(Items from an interface collection)
━━━━━━━━━━━━━━━━
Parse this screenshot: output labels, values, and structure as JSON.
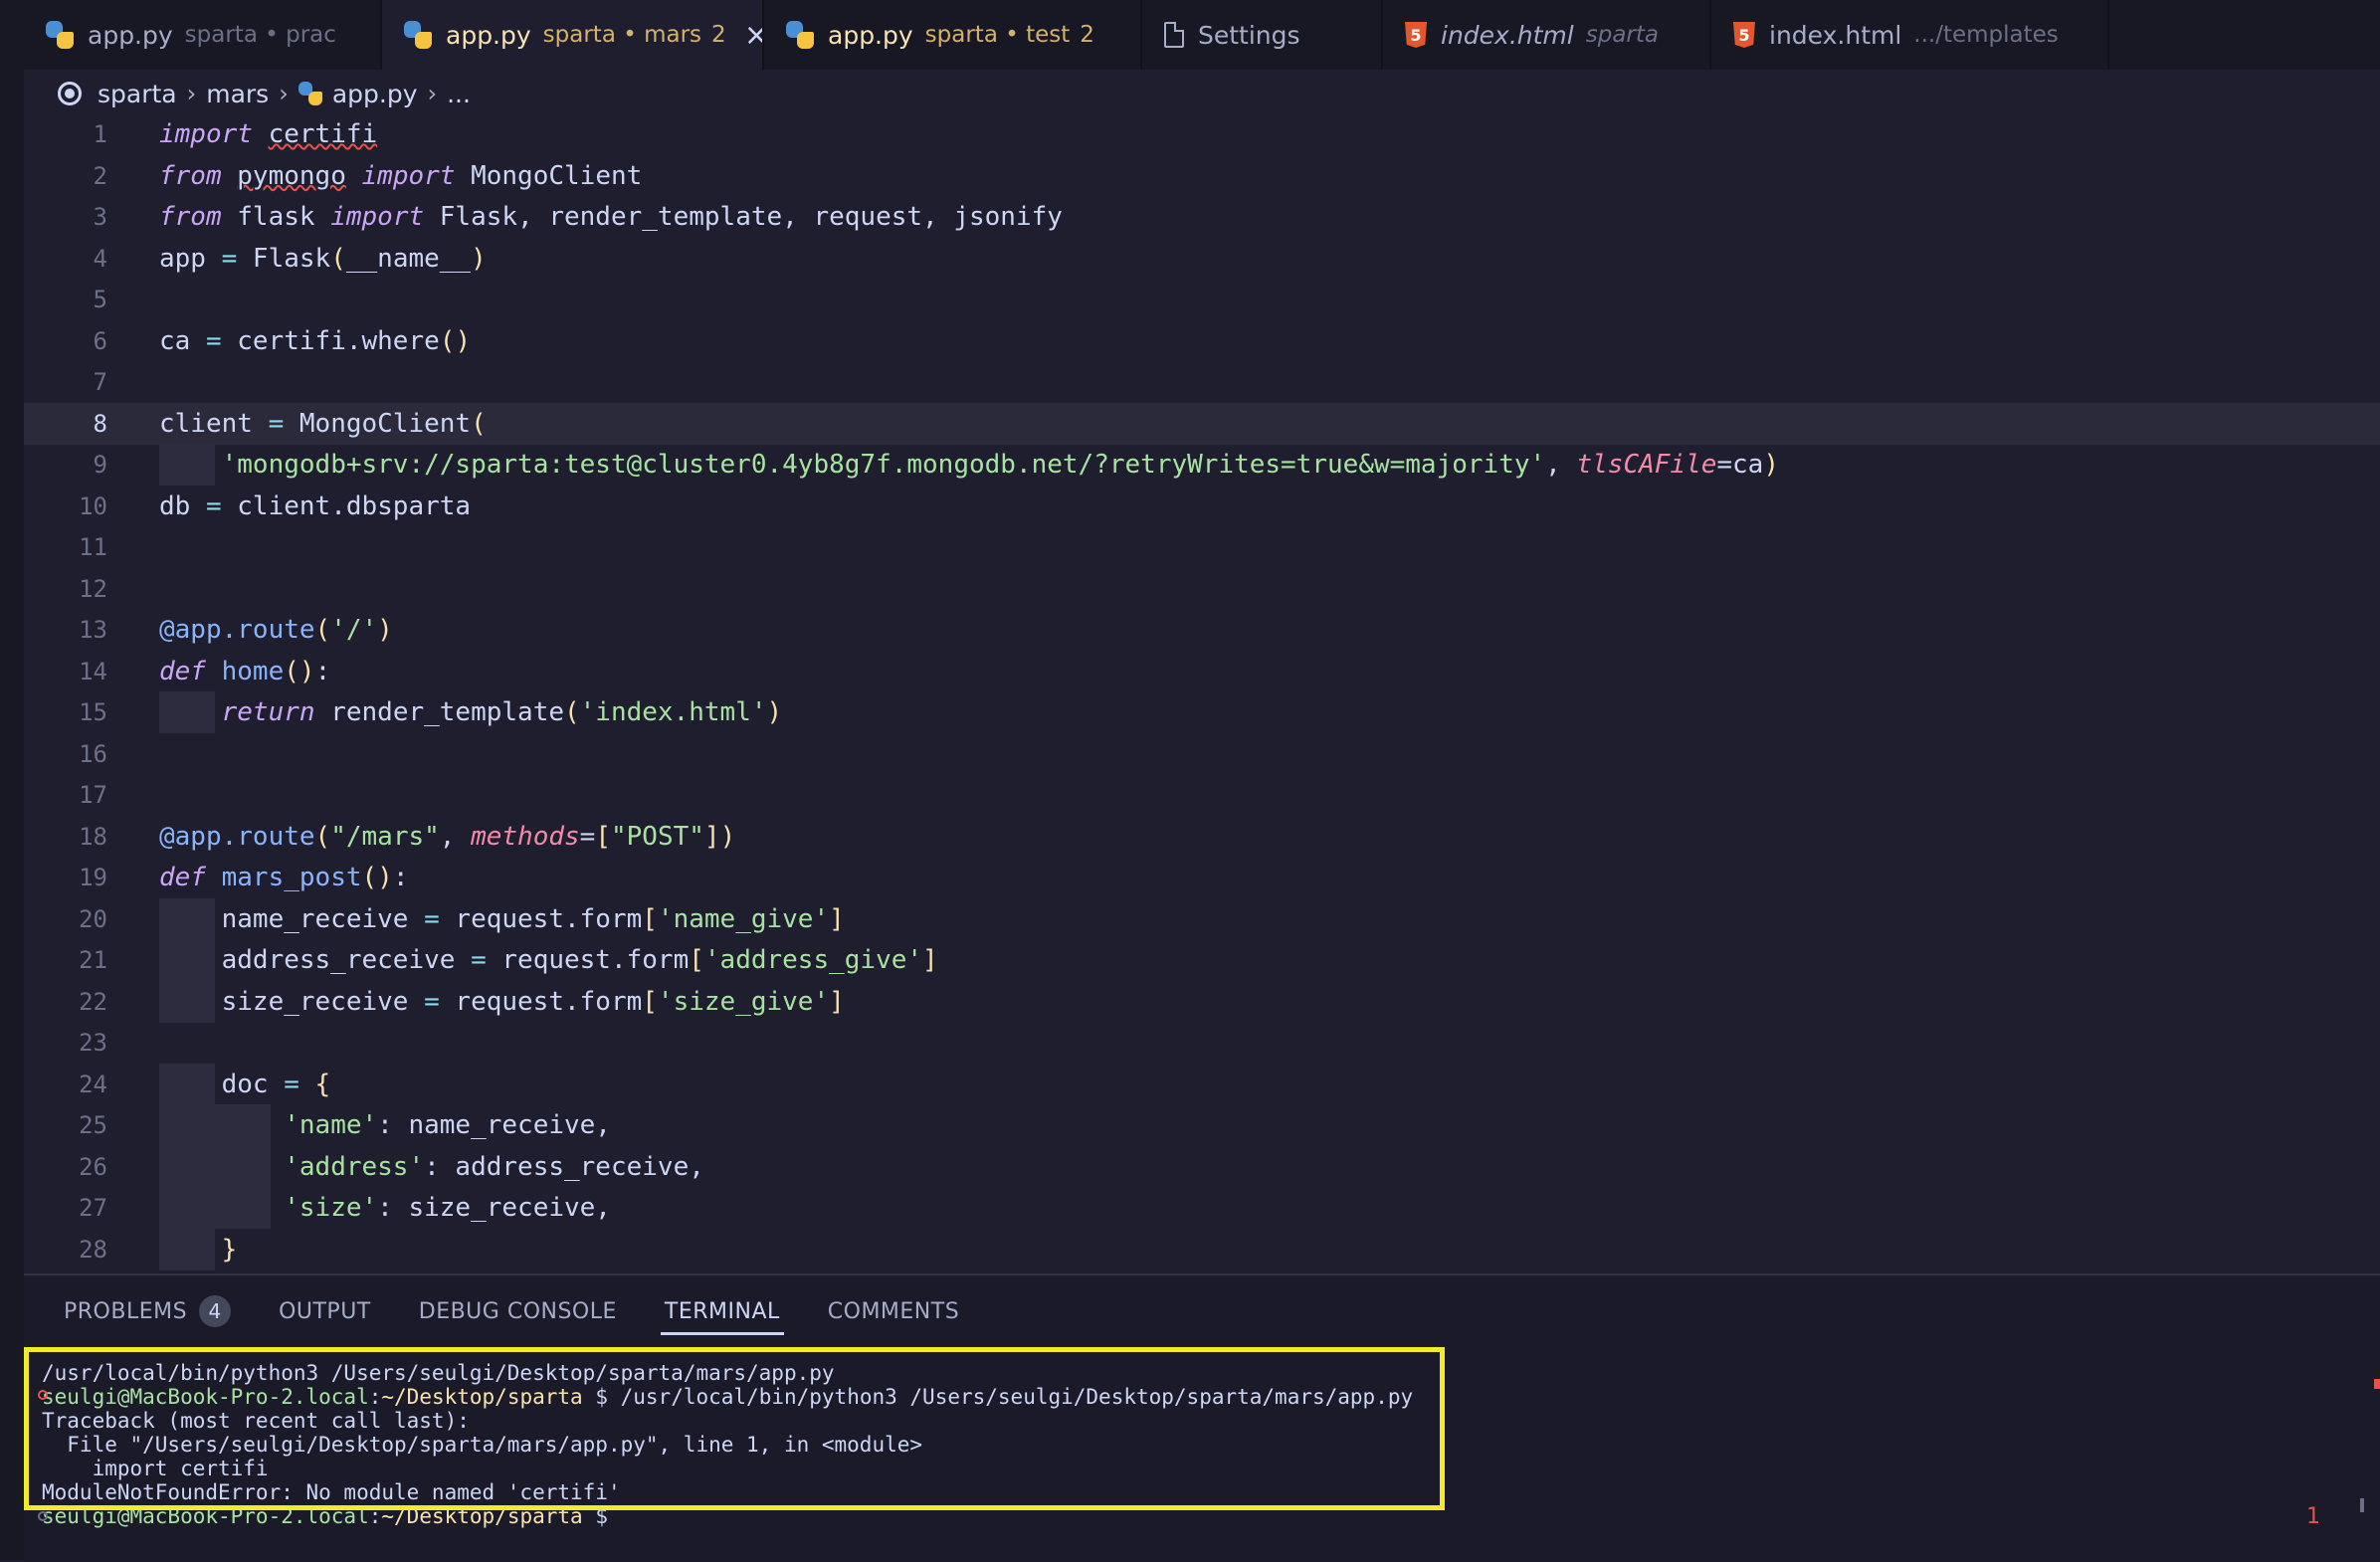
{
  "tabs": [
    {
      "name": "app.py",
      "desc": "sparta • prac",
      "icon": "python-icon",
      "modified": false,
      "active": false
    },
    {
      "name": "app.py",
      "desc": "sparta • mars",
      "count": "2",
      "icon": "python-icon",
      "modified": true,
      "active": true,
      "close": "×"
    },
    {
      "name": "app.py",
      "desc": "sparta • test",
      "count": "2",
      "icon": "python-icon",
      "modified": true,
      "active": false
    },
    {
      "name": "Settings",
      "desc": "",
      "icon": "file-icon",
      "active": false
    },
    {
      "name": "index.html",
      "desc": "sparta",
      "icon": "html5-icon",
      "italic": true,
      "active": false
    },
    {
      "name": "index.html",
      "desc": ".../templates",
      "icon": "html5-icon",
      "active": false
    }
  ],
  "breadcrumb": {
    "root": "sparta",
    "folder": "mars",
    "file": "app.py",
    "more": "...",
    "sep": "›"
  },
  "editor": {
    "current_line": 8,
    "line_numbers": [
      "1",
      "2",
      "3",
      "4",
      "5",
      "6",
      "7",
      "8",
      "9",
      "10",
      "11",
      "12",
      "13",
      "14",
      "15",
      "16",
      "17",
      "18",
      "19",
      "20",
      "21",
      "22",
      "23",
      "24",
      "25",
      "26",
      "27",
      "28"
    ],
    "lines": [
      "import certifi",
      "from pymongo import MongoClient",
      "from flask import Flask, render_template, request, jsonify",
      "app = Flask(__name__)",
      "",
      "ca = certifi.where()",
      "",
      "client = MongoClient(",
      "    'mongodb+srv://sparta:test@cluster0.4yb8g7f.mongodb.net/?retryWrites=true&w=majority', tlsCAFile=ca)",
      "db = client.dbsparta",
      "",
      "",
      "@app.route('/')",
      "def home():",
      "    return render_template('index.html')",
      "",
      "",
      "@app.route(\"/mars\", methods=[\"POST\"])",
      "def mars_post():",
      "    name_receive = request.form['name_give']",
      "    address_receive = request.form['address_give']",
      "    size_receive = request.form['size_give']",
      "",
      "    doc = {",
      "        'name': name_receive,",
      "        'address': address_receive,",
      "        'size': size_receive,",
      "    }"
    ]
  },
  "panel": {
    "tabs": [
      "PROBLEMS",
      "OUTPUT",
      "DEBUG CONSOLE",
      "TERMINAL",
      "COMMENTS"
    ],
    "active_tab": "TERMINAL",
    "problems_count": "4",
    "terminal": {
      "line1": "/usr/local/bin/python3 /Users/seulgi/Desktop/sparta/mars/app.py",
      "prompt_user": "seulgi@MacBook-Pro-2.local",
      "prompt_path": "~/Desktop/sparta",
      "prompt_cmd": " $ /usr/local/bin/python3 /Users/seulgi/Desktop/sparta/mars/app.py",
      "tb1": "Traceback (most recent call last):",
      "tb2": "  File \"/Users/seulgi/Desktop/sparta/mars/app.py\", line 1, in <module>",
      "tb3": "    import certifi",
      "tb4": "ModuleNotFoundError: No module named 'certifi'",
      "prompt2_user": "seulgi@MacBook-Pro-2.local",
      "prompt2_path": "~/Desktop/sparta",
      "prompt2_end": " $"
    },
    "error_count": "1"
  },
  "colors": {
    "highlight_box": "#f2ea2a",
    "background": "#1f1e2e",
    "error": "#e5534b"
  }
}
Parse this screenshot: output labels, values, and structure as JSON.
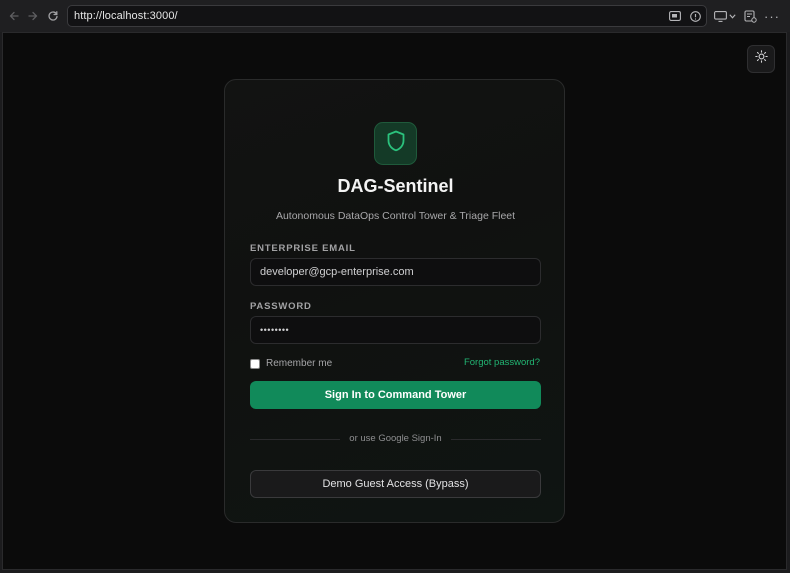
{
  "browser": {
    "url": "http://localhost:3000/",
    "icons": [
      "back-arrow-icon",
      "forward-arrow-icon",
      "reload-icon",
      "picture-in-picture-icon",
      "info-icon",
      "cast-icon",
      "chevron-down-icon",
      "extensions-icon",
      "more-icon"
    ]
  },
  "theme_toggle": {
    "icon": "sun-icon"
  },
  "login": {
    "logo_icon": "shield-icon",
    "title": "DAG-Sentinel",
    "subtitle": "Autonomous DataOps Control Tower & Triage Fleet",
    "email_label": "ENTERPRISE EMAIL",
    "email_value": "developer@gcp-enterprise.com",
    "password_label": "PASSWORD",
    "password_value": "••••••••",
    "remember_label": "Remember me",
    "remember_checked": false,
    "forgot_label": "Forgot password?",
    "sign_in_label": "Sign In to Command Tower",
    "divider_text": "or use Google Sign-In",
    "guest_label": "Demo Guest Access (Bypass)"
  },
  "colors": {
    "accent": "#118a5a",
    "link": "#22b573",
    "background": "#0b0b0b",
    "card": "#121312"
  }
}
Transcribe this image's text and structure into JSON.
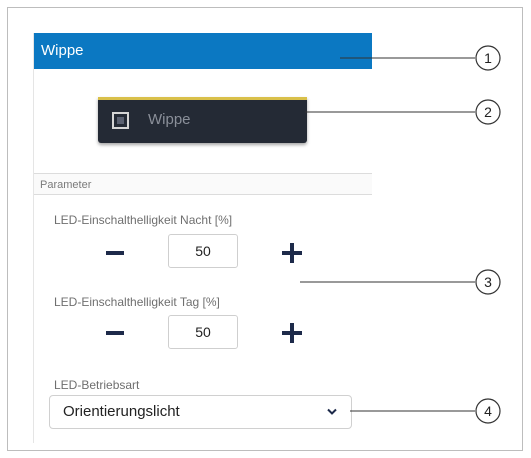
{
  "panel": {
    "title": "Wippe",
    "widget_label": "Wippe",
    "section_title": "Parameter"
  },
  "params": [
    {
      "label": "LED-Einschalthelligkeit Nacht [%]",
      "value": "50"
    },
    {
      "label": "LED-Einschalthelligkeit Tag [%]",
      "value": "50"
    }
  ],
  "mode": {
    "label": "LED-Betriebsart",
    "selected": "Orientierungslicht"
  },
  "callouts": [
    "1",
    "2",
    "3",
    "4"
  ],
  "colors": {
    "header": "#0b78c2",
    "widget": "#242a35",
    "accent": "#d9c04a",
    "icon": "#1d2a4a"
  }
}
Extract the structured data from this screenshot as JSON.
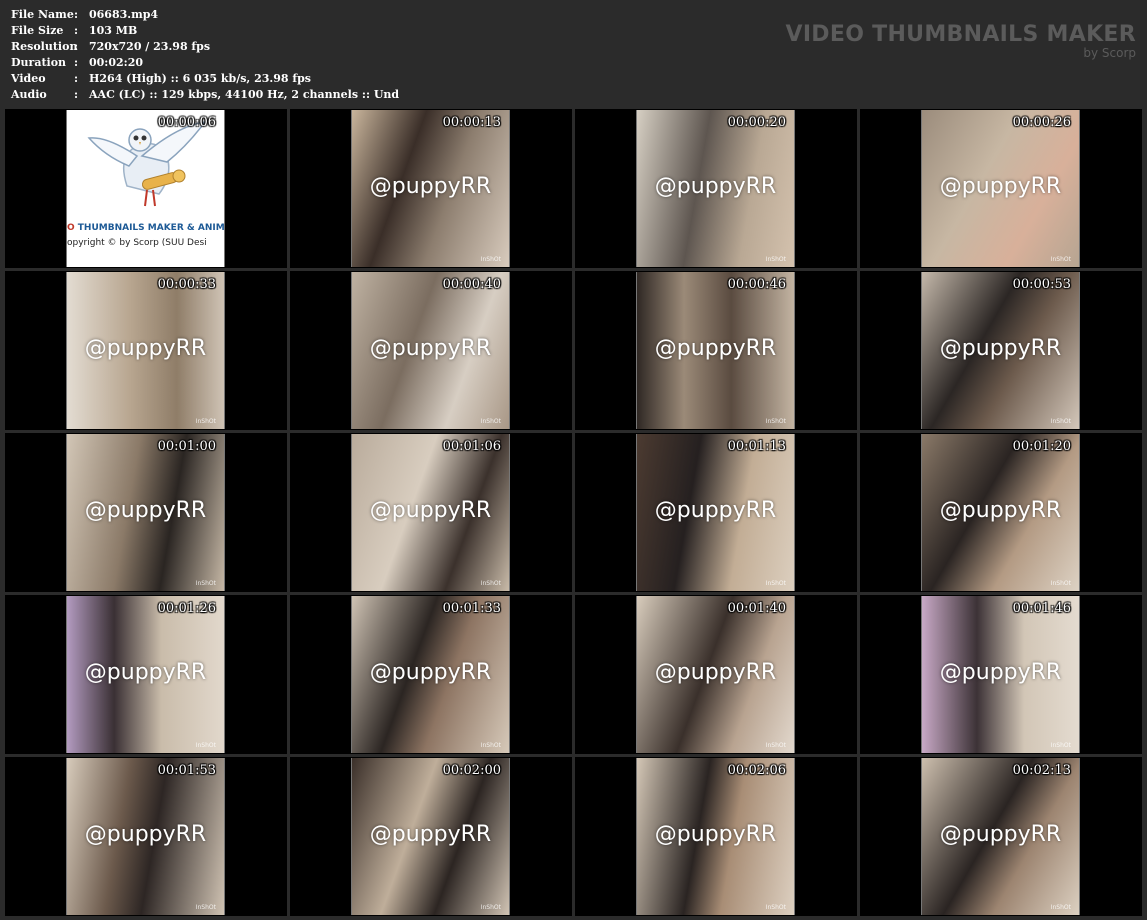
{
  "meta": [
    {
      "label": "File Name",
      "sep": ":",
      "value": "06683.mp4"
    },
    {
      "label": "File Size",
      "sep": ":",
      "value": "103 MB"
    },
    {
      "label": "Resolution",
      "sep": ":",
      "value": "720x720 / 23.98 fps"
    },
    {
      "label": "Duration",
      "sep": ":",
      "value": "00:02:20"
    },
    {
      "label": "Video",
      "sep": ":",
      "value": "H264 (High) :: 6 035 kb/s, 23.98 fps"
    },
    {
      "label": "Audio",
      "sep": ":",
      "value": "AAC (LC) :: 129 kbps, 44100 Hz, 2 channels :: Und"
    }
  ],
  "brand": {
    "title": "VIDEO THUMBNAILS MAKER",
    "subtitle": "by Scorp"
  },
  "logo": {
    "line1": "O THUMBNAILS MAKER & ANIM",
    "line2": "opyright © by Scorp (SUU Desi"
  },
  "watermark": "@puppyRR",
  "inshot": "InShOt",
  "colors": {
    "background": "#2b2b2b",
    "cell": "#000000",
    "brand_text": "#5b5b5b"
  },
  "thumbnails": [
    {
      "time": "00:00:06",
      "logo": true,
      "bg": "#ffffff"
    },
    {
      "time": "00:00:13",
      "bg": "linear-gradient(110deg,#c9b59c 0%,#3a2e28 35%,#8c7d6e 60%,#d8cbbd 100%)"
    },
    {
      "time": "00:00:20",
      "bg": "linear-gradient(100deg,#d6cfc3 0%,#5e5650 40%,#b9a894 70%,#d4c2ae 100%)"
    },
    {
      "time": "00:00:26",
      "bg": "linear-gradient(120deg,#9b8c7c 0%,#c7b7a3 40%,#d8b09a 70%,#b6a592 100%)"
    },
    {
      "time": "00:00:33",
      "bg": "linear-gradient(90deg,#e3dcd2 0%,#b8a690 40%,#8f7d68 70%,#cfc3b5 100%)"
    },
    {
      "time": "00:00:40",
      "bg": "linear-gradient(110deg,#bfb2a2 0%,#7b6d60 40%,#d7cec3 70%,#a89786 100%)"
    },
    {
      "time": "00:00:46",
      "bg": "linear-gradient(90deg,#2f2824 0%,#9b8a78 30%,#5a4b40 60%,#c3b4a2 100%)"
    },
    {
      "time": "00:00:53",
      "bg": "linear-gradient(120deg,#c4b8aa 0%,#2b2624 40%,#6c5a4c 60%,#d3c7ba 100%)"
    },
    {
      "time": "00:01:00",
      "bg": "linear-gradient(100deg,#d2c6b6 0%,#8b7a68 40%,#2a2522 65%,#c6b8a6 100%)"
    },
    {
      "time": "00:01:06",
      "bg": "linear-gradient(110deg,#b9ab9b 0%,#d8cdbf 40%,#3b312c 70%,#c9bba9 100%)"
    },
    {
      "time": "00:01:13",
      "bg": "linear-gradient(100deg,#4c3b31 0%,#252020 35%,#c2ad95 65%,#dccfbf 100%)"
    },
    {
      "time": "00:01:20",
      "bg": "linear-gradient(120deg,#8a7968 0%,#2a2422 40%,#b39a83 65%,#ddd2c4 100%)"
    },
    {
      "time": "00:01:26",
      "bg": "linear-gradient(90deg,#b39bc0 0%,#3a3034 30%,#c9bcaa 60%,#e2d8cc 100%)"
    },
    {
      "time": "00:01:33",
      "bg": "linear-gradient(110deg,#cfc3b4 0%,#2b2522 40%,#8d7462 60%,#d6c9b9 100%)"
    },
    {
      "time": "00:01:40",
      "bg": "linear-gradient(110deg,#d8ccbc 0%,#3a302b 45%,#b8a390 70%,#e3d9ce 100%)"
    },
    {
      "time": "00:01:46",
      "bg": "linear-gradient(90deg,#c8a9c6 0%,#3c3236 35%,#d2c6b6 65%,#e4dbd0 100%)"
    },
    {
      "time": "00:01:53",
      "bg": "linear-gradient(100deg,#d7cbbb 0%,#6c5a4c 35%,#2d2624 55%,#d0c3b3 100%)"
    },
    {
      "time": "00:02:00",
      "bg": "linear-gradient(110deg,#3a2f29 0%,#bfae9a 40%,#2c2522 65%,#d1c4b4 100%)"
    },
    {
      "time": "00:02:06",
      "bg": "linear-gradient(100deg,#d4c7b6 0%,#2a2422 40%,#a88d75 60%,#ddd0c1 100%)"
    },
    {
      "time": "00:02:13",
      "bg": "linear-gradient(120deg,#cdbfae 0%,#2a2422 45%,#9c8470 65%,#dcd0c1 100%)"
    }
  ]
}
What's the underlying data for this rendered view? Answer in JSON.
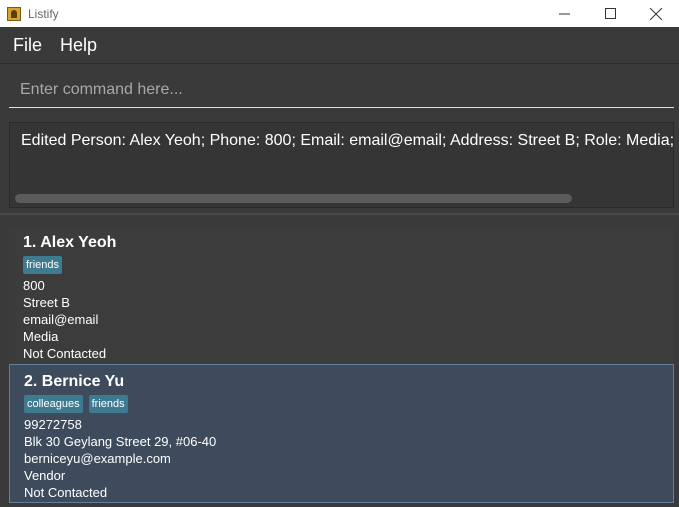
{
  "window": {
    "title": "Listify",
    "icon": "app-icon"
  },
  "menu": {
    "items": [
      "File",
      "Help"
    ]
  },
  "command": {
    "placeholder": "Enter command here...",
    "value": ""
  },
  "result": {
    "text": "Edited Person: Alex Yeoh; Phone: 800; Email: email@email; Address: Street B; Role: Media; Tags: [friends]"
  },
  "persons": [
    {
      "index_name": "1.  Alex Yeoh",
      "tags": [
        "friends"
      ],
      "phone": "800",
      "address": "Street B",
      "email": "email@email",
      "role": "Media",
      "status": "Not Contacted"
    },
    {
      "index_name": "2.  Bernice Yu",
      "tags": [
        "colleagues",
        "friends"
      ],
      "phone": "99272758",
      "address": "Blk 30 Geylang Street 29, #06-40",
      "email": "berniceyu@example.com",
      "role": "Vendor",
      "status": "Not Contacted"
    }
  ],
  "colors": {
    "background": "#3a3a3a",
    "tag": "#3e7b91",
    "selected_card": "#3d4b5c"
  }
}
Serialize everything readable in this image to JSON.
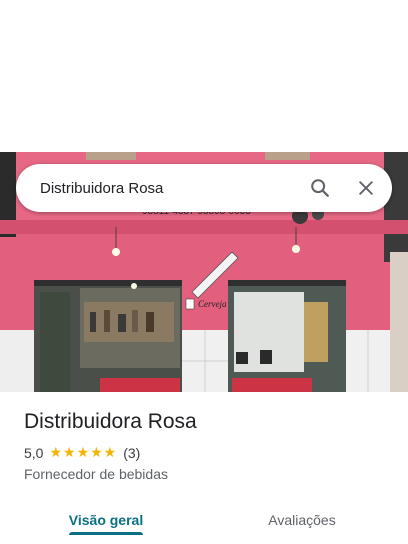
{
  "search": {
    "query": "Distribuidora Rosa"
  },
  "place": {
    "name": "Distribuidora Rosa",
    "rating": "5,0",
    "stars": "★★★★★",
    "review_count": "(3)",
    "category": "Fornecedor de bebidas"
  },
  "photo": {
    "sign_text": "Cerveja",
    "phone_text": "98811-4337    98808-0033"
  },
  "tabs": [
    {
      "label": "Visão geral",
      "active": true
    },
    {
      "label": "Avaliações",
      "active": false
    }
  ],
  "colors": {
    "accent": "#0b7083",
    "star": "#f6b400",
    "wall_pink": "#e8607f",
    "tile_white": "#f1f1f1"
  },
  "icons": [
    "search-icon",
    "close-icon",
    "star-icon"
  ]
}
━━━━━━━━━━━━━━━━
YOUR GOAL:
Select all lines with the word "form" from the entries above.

YOUR SOLUTION:
      "    name_receive = request.form['name_give']",
      "    address_receive = request.form['address_give']",
      "    size_receive = request.form['size_give']",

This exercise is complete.